The CIA did not "expeditiously" cut off relations with alleged drug traffickers who supported contra Nicaraguan rebels in the 1980s, CIA Inspector General Frederick R. Hitz told the House intelligence committee yesterday.

Hitz for the first time said publicly that the CIA was aware of allegations that "dozens of people and a number of companies connected in some fashion to the contra program" were involved in drug trafficking.

"Let me be frank," Hitz added, "there are instances where CIA did not, in an expeditious or consistent fashion, cut off relationships with individuals supporting the contra program who were alleged to have engaged in drug-trafficking activity or take action to resolve the allegations."
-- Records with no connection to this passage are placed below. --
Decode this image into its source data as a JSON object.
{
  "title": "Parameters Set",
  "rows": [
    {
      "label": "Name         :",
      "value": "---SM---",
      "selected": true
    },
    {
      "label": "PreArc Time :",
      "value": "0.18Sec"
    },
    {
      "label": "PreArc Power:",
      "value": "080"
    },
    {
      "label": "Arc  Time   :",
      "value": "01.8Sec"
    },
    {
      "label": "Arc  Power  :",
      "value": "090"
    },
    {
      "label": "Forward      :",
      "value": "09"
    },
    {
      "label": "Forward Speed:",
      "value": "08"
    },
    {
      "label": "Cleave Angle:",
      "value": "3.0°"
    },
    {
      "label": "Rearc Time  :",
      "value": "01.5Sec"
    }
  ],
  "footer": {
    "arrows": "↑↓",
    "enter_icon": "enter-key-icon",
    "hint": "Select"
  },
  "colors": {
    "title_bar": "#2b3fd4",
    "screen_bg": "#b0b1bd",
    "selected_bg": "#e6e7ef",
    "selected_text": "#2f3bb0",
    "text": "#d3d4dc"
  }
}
Hitz said some of the alleged trafficking involved bringing drugs into the United States. But, he added, investigators "found no evidence . . . of any conspiracy by CIA or its employees to bring drugs into the United States."

The allegations about drug traffickers linked to the CIA and the U.S.-backed anti-Sandinista rebels, as well as the response to the charges by CIA case officers and top officials, will be detailed in a 600-page classified report scheduled to be sent to Congress later this month, Hitz said.
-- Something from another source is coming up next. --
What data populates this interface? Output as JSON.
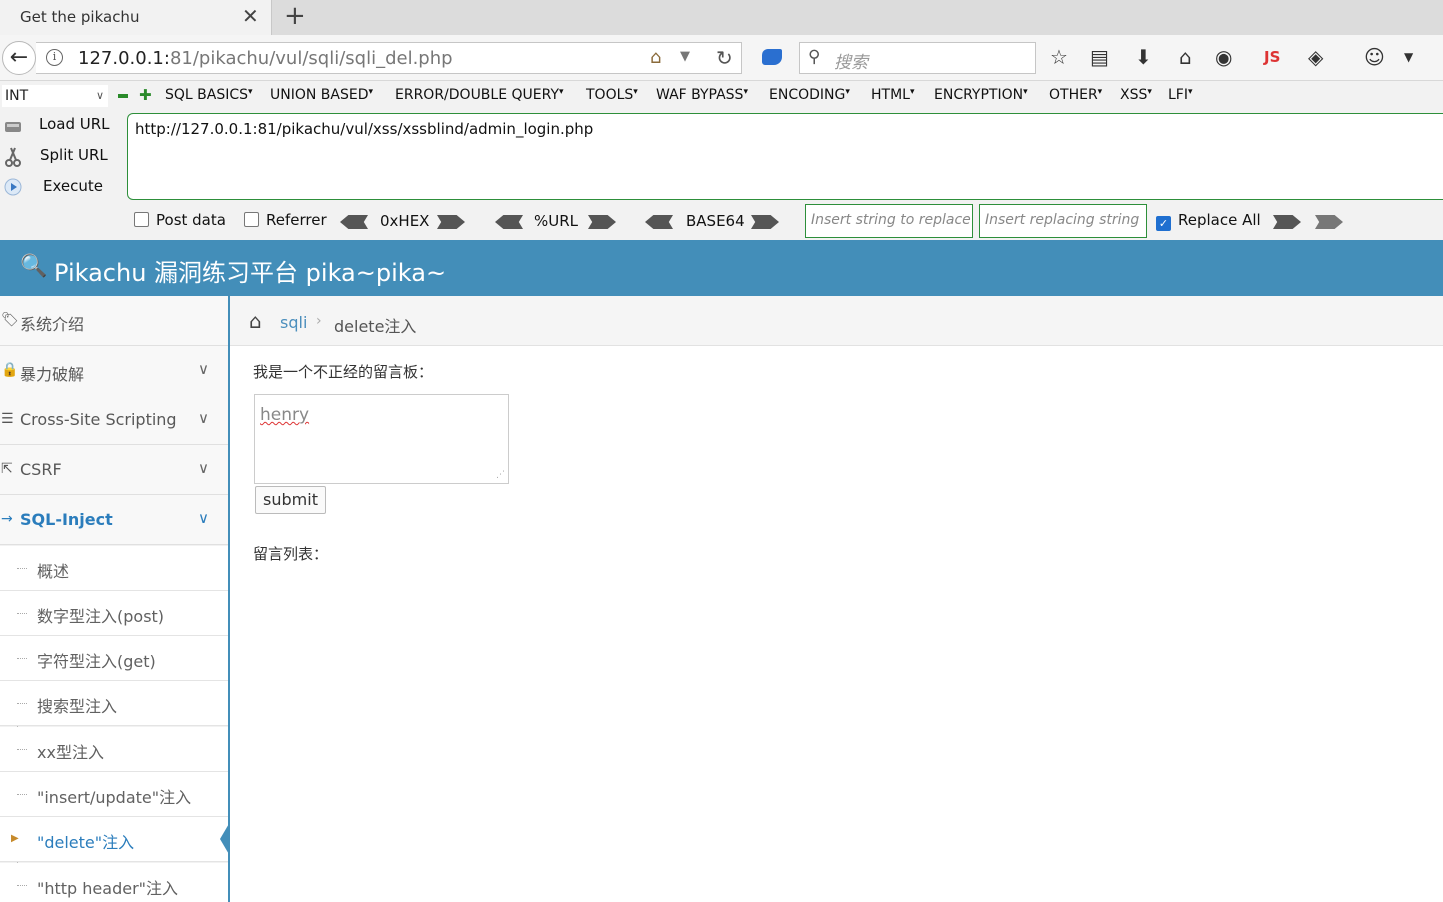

The inspector general also said that under an agreement in 1982 between then-Attorney General William French Smith and the CIA, agency officers were not required to report allegations of drug trafficking involving non-employees, which was defined as meaning paid and non-paid "assets {meaning agents}, pilots who ferried supplies to the contras, as well as contra officials and others."

This agreement, which has not previously been revealed, came at a time when there were allegations that the CIA was using drug dealers in its controversial covert operation to bring down the leftist Sandinista government in Nicaragua.
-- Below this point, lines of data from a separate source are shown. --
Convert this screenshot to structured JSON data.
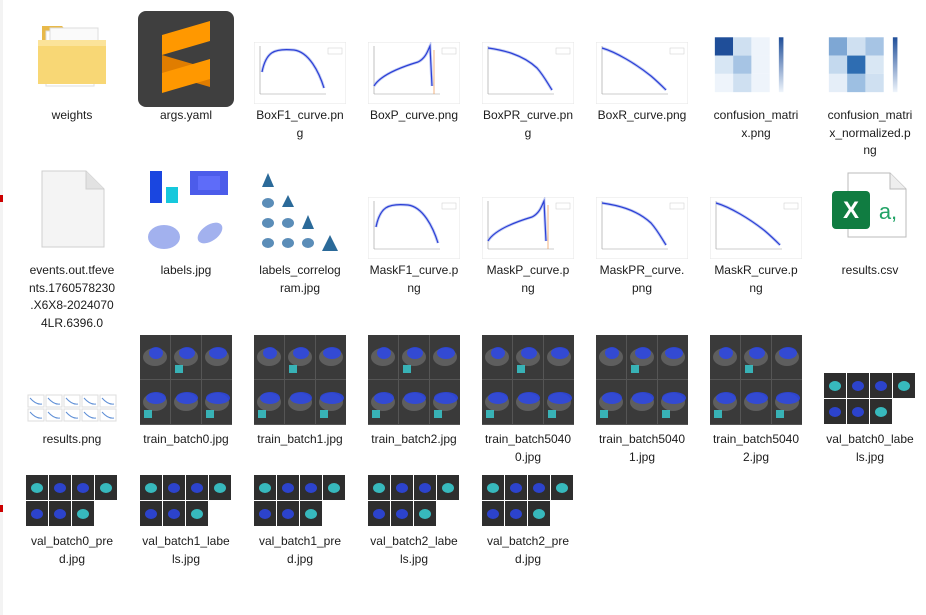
{
  "files": [
    {
      "name": "weights",
      "kind": "folder",
      "lines": [
        "weights"
      ]
    },
    {
      "name": "args.yaml",
      "kind": "sublime",
      "lines": [
        "args.yaml"
      ]
    },
    {
      "name": "BoxF1_curve.png",
      "kind": "curve-f1",
      "lines": [
        "BoxF1_curve.pn",
        "g"
      ]
    },
    {
      "name": "BoxP_curve.png",
      "kind": "curve-p",
      "lines": [
        "BoxP_curve.png"
      ]
    },
    {
      "name": "BoxPR_curve.png",
      "kind": "curve-pr",
      "lines": [
        "BoxPR_curve.pn",
        "g"
      ]
    },
    {
      "name": "BoxR_curve.png",
      "kind": "curve-r",
      "lines": [
        "BoxR_curve.png"
      ]
    },
    {
      "name": "confusion_matrix.png",
      "kind": "confusion",
      "lines": [
        "confusion_matri",
        "x.png"
      ]
    },
    {
      "name": "confusion_matrix_normalized.png",
      "kind": "confusion-norm",
      "lines": [
        "confusion_matri",
        "x_normalized.p",
        "ng"
      ]
    },
    {
      "name": "events.out.tfevents.1760578230.X6X8-20240704LR.6396.0",
      "kind": "blank-file",
      "lines": [
        "events.out.tfeve",
        "nts.1760578230",
        ".X6X8-2024070",
        "4LR.6396.0"
      ]
    },
    {
      "name": "labels.jpg",
      "kind": "labels",
      "lines": [
        "labels.jpg"
      ]
    },
    {
      "name": "labels_correlogram.jpg",
      "kind": "correlogram",
      "lines": [
        "labels_correlog",
        "ram.jpg"
      ]
    },
    {
      "name": "MaskF1_curve.png",
      "kind": "curve-f1",
      "lines": [
        "MaskF1_curve.p",
        "ng"
      ]
    },
    {
      "name": "MaskP_curve.png",
      "kind": "curve-p",
      "lines": [
        "MaskP_curve.p",
        "ng"
      ]
    },
    {
      "name": "MaskPR_curve.png",
      "kind": "curve-pr",
      "lines": [
        "MaskPR_curve.",
        "png"
      ]
    },
    {
      "name": "MaskR_curve.png",
      "kind": "curve-r",
      "lines": [
        "MaskR_curve.p",
        "ng"
      ]
    },
    {
      "name": "results.csv",
      "kind": "excel",
      "lines": [
        "results.csv"
      ]
    },
    {
      "name": "results.png",
      "kind": "results",
      "lines": [
        "results.png"
      ]
    },
    {
      "name": "train_batch0.jpg",
      "kind": "train",
      "lines": [
        "train_batch0.jpg"
      ]
    },
    {
      "name": "train_batch1.jpg",
      "kind": "train",
      "lines": [
        "train_batch1.jpg"
      ]
    },
    {
      "name": "train_batch2.jpg",
      "kind": "train",
      "lines": [
        "train_batch2.jpg"
      ]
    },
    {
      "name": "train_batch50400.jpg",
      "kind": "train",
      "lines": [
        "train_batch5040",
        "0.jpg"
      ]
    },
    {
      "name": "train_batch50401.jpg",
      "kind": "train",
      "lines": [
        "train_batch5040",
        "1.jpg"
      ]
    },
    {
      "name": "train_batch50402.jpg",
      "kind": "train",
      "lines": [
        "train_batch5040",
        "2.jpg"
      ]
    },
    {
      "name": "val_batch0_labels.jpg",
      "kind": "val",
      "lines": [
        "val_batch0_labe",
        "ls.jpg"
      ]
    },
    {
      "name": "val_batch0_pred.jpg",
      "kind": "val",
      "lines": [
        "val_batch0_pre",
        "d.jpg"
      ]
    },
    {
      "name": "val_batch1_labels.jpg",
      "kind": "val",
      "lines": [
        "val_batch1_labe",
        "ls.jpg"
      ]
    },
    {
      "name": "val_batch1_pred.jpg",
      "kind": "val",
      "lines": [
        "val_batch1_pre",
        "d.jpg"
      ]
    },
    {
      "name": "val_batch2_labels.jpg",
      "kind": "val",
      "lines": [
        "val_batch2_labe",
        "ls.jpg"
      ]
    },
    {
      "name": "val_batch2_pred.jpg",
      "kind": "val",
      "lines": [
        "val_batch2_pre",
        "d.jpg"
      ]
    }
  ],
  "colors": {
    "folder": "#f8d775",
    "sublime_bg": "#3f3f3f",
    "sublime_logo": "#ff9800",
    "excel": "#107c41",
    "curve_line": "#2b3fd6",
    "heat_dark": "#1f4e99",
    "ultrasound_overlay": "#2b46e8",
    "ultrasound_cyan": "#38d1d6"
  }
}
According to Hitz, this policy was modified in 1986 when the agency was prohibited from paying U.S. dollars to any individual or company found to be involved in drug dealing.

Where the allegations "were flimsy," he said, agency officers continued operating with the individuals involved and investigations into whether they were dealing in drugs were not done "as expeditiously as they should have been."

Yesterday's hearing was called to review the inspector general's report, which was triggered by a series of articles published in the San Jose Mercury News in August 1996 that alleged a CIA connection to the introduction of crack cocaine into South Central Los Angeles by Nicaraguan drug dealers. Hitz has reported he found "no evidence" to indicate that past or present CIA employees, or agents acting for the agency were associated with the drug dealers mentioned in the newspaper's series.

Yesterday Rep. Maxine Waters (D-Calif.) said Hitz's initial report "lacks credibility and its conclusions should be dismissed."

Hitz's disclosures led Rep. Norman D. Dicks (Wash.), the ranking Democrat on the intelligence panel, to call for more committee hearings, including possible testimony from former Reagan White House aide Oliver L. North, who coordinated fund-raising for the contras.